* [EXERCISE PROMPT]: In the copy, include every entry exactly but none of its images.

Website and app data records
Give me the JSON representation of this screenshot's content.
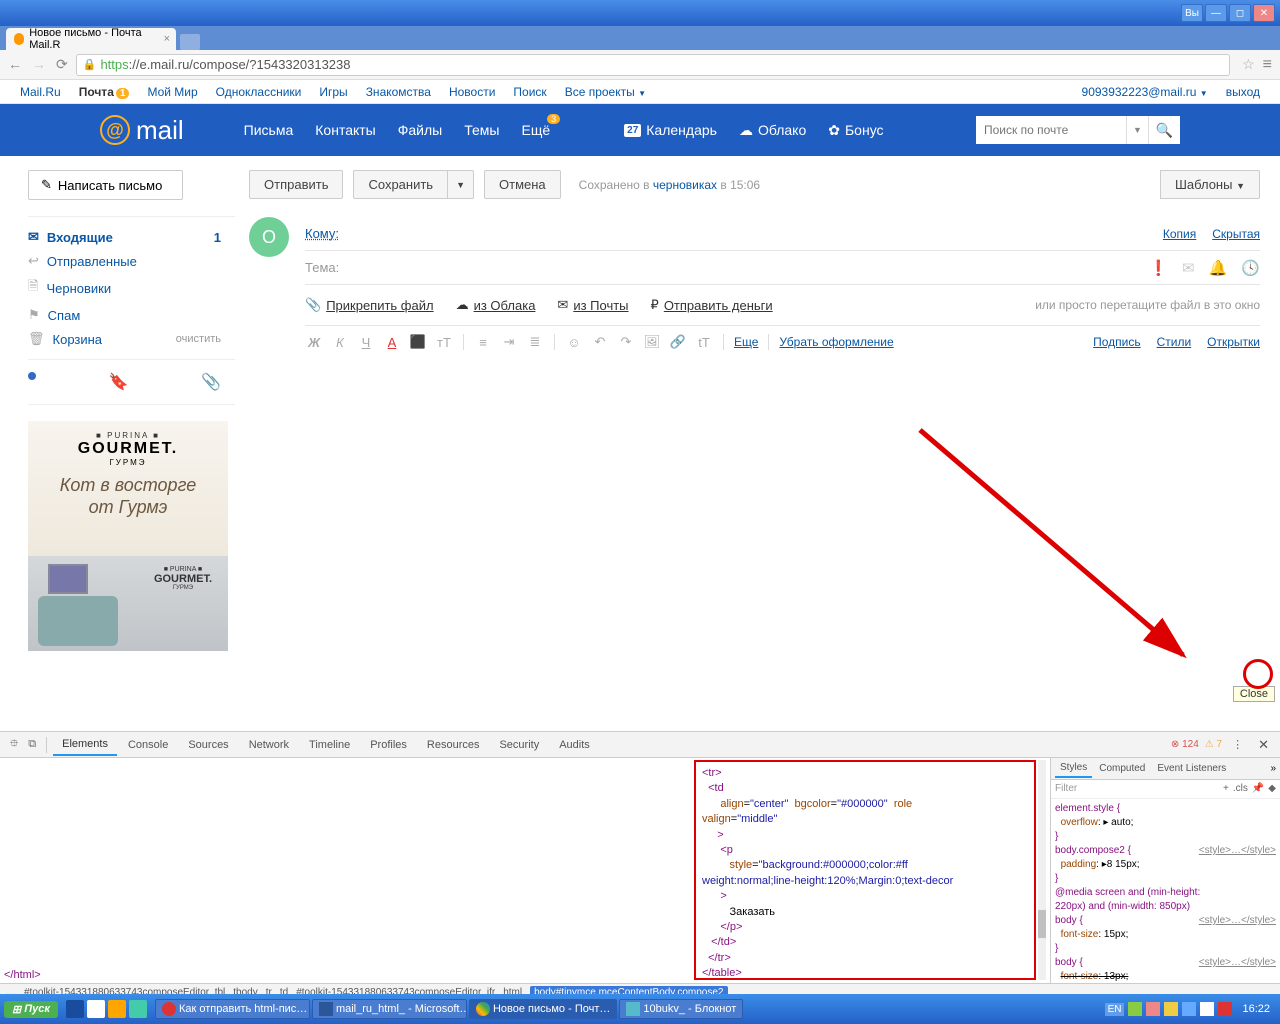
{
  "window": {
    "lang_btn": "Вы"
  },
  "browser": {
    "tab_title": "Новое письмо - Почта Mail.R",
    "url_https": "https",
    "url_rest": "://e.mail.ru/compose/?1543320313238"
  },
  "topnav": {
    "items": [
      "Mail.Ru",
      "Почта",
      "Мой Мир",
      "Одноклассники",
      "Игры",
      "Знакомства",
      "Новости",
      "Поиск",
      "Все проекты"
    ],
    "mail_badge": "1",
    "user_email": "9093932223@mail.ru",
    "logout": "выход"
  },
  "header": {
    "logo": "mail",
    "nav": [
      "Письма",
      "Контакты",
      "Файлы",
      "Темы",
      "Ещё"
    ],
    "more_badge": "3",
    "extras": [
      {
        "icon": "calendar",
        "label": "Календарь",
        "day": "27"
      },
      {
        "icon": "cloud",
        "label": "Облако"
      },
      {
        "icon": "bonus",
        "label": "Бонус"
      }
    ],
    "search_placeholder": "Поиск по почте"
  },
  "sidebar": {
    "compose": "Написать письмо",
    "folders": [
      {
        "icon": "✉",
        "label": "Входящие",
        "count": "1",
        "active": true
      },
      {
        "icon": "↩",
        "label": "Отправленные"
      },
      {
        "icon": "🗎",
        "label": "Черновики"
      },
      {
        "icon": "⚑",
        "label": "Спам"
      },
      {
        "icon": "🗑",
        "label": "Корзина",
        "clear": "очистить"
      }
    ],
    "ad": {
      "purina": "■ PURINA ■",
      "brand": "GOURMET.",
      "gurme": "ГУРМЭ",
      "slogan1": "Кот в восторге",
      "slogan2": "от Гурмэ"
    }
  },
  "actions": {
    "send": "Отправить",
    "save": "Сохранить",
    "cancel": "Отмена",
    "saved_prefix": "Сохранено в ",
    "saved_link": "черновиках",
    "saved_time": " в 15:06",
    "templates": "Шаблоны"
  },
  "compose": {
    "avatar": "О",
    "to_label": "Кому:",
    "copy": "Копия",
    "bcc": "Скрытая",
    "subject_label": "Тема:",
    "attach": "Прикрепить файл",
    "from_cloud": "из Облака",
    "from_mail": "из Почты",
    "send_money": "Отправить деньги",
    "drag_hint": "или просто перетащите файл в это окно",
    "more": "Еще",
    "remove_fmt": "Убрать оформление",
    "signature": "Подпись",
    "styles": "Стили",
    "cards": "Открытки"
  },
  "devtools": {
    "tabs": [
      "Elements",
      "Console",
      "Sources",
      "Network",
      "Timeline",
      "Profiles",
      "Resources",
      "Security",
      "Audits"
    ],
    "errors": "124",
    "warnings": "7",
    "close_tooltip": "Close",
    "styles_tabs": [
      "Styles",
      "Computed",
      "Event Listeners"
    ],
    "filter": "Filter",
    "cls": ".cls",
    "breadcrumb": [
      "…",
      "#toolkit-154331880633743composeEditor_tbl",
      "tbody",
      "tr",
      "td",
      "#toolkit-154331880633743composeEditor_ifr",
      "html"
    ],
    "breadcrumb_active": "body#tinymce.mceContentBody.compose2",
    "css_rules": [
      {
        "selector": "element.style {",
        "props": [
          {
            "n": "overflow",
            "v": "▸ auto;"
          }
        ],
        "close": "}"
      },
      {
        "selector": "body.compose2 {",
        "src": "<style>…</style>",
        "props": [
          {
            "n": "padding",
            "v": "▸8 15px;"
          }
        ],
        "close": "}"
      },
      {
        "selector": "@media screen and (min-height: 220px) and (min-width: 850px)",
        "props": []
      },
      {
        "selector": "body {",
        "src": "<style>…</style>",
        "props": [
          {
            "n": "font-size",
            "v": "15px;"
          }
        ],
        "close": "}"
      },
      {
        "selector": "body {",
        "src": "<style>…</style>",
        "props": [
          {
            "n": "font-size",
            "v": "13px;",
            "struck": true
          }
        ],
        "close": ""
      }
    ]
  },
  "taskbar": {
    "start": "Пуск",
    "tasks": [
      "Как отправить html-пис…",
      "mail_ru_html_ - Microsoft…",
      "Новое письмо - Почт…",
      "10bukv_ - Блокнот"
    ],
    "lang": "EN",
    "time": "16:22"
  }
}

* [ANSWER TO THIS PROBLEM]:
Give me the JSON representation of this screenshot's content.
{
  "window": {
    "lang_btn": "Вы"
  },
  "browser": {
    "tab_title": "Новое письмо - Почта Mail.R",
    "url_https": "https",
    "url_rest": "://e.mail.ru/compose/?1543320313238"
  },
  "topnav": {
    "items": [
      "Mail.Ru",
      "Почта",
      "Мой Мир",
      "Одноклассники",
      "Игры",
      "Знакомства",
      "Новости",
      "Поиск",
      "Все проекты"
    ],
    "mail_badge": "1",
    "user_email": "9093932223@mail.ru",
    "logout": "выход"
  },
  "header": {
    "logo": "mail",
    "nav": [
      "Письма",
      "Контакты",
      "Файлы",
      "Темы",
      "Ещё"
    ],
    "more_badge": "3",
    "extras": [
      {
        "icon": "calendar",
        "label": "Календарь",
        "day": "27"
      },
      {
        "icon": "cloud",
        "label": "Облако"
      },
      {
        "icon": "bonus",
        "label": "Бонус"
      }
    ],
    "search_placeholder": "Поиск по почте"
  },
  "sidebar": {
    "compose": "Написать письмо",
    "folders": [
      {
        "icon": "✉",
        "label": "Входящие",
        "count": "1",
        "active": true
      },
      {
        "icon": "↩",
        "label": "Отправленные"
      },
      {
        "icon": "🗎",
        "label": "Черновики"
      },
      {
        "icon": "⚑",
        "label": "Спам"
      },
      {
        "icon": "🗑",
        "label": "Корзина",
        "clear": "очистить"
      }
    ],
    "ad": {
      "purina": "■ PURINA ■",
      "brand": "GOURMET.",
      "gurme": "ГУРМЭ",
      "slogan1": "Кот в восторге",
      "slogan2": "от Гурмэ"
    }
  },
  "actions": {
    "send": "Отправить",
    "save": "Сохранить",
    "cancel": "Отмена",
    "saved_prefix": "Сохранено в ",
    "saved_link": "черновиках",
    "saved_time": " в 15:06",
    "templates": "Шаблоны"
  },
  "compose": {
    "avatar": "О",
    "to_label": "Кому:",
    "copy": "Копия",
    "bcc": "Скрытая",
    "subject_label": "Тема:",
    "attach": "Прикрепить файл",
    "from_cloud": "из Облака",
    "from_mail": "из Почты",
    "send_money": "Отправить деньги",
    "drag_hint": "или просто перетащите файл в это окно",
    "more": "Еще",
    "remove_fmt": "Убрать оформление",
    "signature": "Подпись",
    "styles": "Стили",
    "cards": "Открытки"
  },
  "devtools": {
    "tabs": [
      "Elements",
      "Console",
      "Sources",
      "Network",
      "Timeline",
      "Profiles",
      "Resources",
      "Security",
      "Audits"
    ],
    "errors": "124",
    "warnings": "7",
    "close_tooltip": "Close",
    "styles_tabs": [
      "Styles",
      "Computed",
      "Event Listeners"
    ],
    "filter": "Filter",
    "cls": ".cls",
    "breadcrumb": [
      "…",
      "#toolkit-154331880633743composeEditor_tbl",
      "tbody",
      "tr",
      "td",
      "#toolkit-154331880633743composeEditor_ifr",
      "html"
    ],
    "breadcrumb_active": "body#tinymce.mceContentBody.compose2",
    "css_rules": [
      {
        "selector": "element.style {",
        "props": [
          {
            "n": "overflow",
            "v": "▸ auto;"
          }
        ],
        "close": "}"
      },
      {
        "selector": "body.compose2 {",
        "src": "<style>…</style>",
        "props": [
          {
            "n": "padding",
            "v": "▸8 15px;"
          }
        ],
        "close": "}"
      },
      {
        "selector": "@media screen and (min-height: 220px) and (min-width: 850px)",
        "props": []
      },
      {
        "selector": "body {",
        "src": "<style>…</style>",
        "props": [
          {
            "n": "font-size",
            "v": "15px;"
          }
        ],
        "close": "}"
      },
      {
        "selector": "body {",
        "src": "<style>…</style>",
        "props": [
          {
            "n": "font-size",
            "v": "13px;",
            "struck": true
          }
        ],
        "close": ""
      }
    ]
  },
  "taskbar": {
    "start": "Пуск",
    "tasks": [
      "Как отправить html-пис…",
      "mail_ru_html_ - Microsoft…",
      "Новое письмо - Почт…",
      "10bukv_ - Блокнот"
    ],
    "lang": "EN",
    "time": "16:22"
  }
}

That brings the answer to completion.